The first public marker in an Australian Capital City recognising the frontier wars was formally opened in Melbourne yesterday.
174 years after the hanging of Tunnerminnerwait and Maulboyheenner, the first men hanged by the Government in Melbourne, and 8 years after Greens Cr Cathy Oke first commissioned the exploration of how to commemorate these two Tasmanian Aboriginal men in one of her first acts as a new Councillor in 2008, a public commemorative marker is finally part of Melbourne’s public realm; a place for for everyone to experience, reflect and learn.
Cr Cathy Oke writes:
Almost 8 years on, I was extremely proud today having advocated on behalf of a very committed group who worked tirelessly for a very important story to be remembered in a meaningful way.
Tunnerminnerwait and Maulboyheenner were the first people hanged in Melbourne, found guilty by a court for the murder of two whalers in Western Port, in an apparent act of resistance to settlement and colonisation. This was January 20 1842, seven years after Melbourne was colonised.
Their execution was the biggest story of the day when it took place, with the backdrop of the subjugation of Tasmanian Aboriginal people. It is a complex story to unravel; and one that I was not aware of when I was first elected a Councillor at the City of Melbourne despite its significance in the history of Melbourne.
Why isn’t theirs a story more people are familiar with? We all know the story of Ned Kelly or Burke and Wills; but for most of us, our understanding of Indigenous history during colonial times is poor.
Persistence over many years paid off, with Councillors unanimously agreeing to have a permanent marker placed at the site of their public execution on Franklin Street near the Old Melbourne Gaol; and for a robust process of research and artist selection overseen by Council staff, a working group and Cr Rohan Leppert.

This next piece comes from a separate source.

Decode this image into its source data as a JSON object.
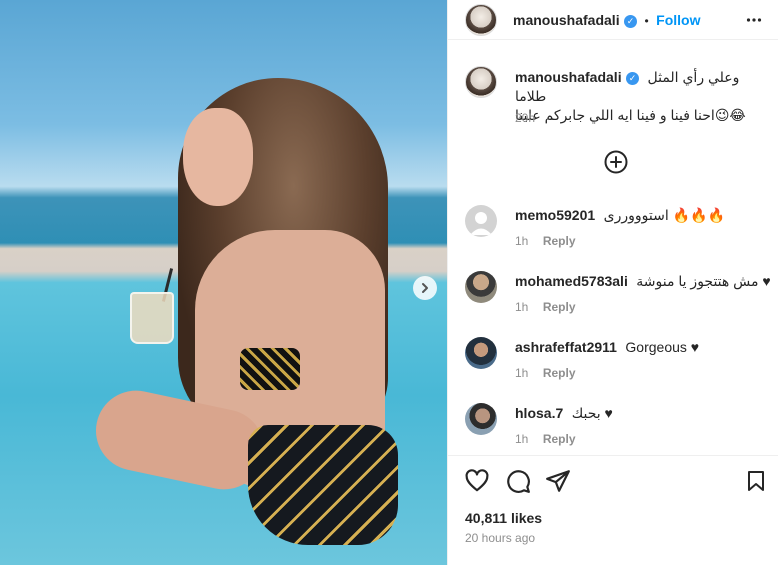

Today artwork by Brook Andrew and Trent Walter, Standing By Tunnerminnerwait and Maulboyheener, was unveiled. Through tears today I saw a beautiful and meaningful memorial reflecting the extraordinary generosity of the Tasmanian descendants of these two men, the T&M Commemoration Committee led by Dr Joseph Toscano, the traditional custodians of the land they were executed, the amazing research paper by Clare Land and that of Kate Auty & Prof Lynette Russell and the dedicated staff at the City of Melbourne.
This, first of its kind in Australia, is a place for reflection, consideration, remembrance and hope. Hopefully, this small, but important and significant, step by the City of Melbourne will help keep this part of our history alive in our collective conscience, but also allow us to consider what still needs to be done to properly recognize our First Peoples.
Change can be incremental, but it’s my hope that the story of Tunnerminnerwait and Maulboyheenner will be remembered, discussed, debated and celebrated, alongside hundreds more stories yet to be heard.
I’d encourage anyone with an interest in Aboriginal heritage to read the Tunnerminnerwait and Maulboyheener research paper. Find out more here.
The Age has covered the opening of “Standing By Tunnerminnerwait and Maulboyheener”.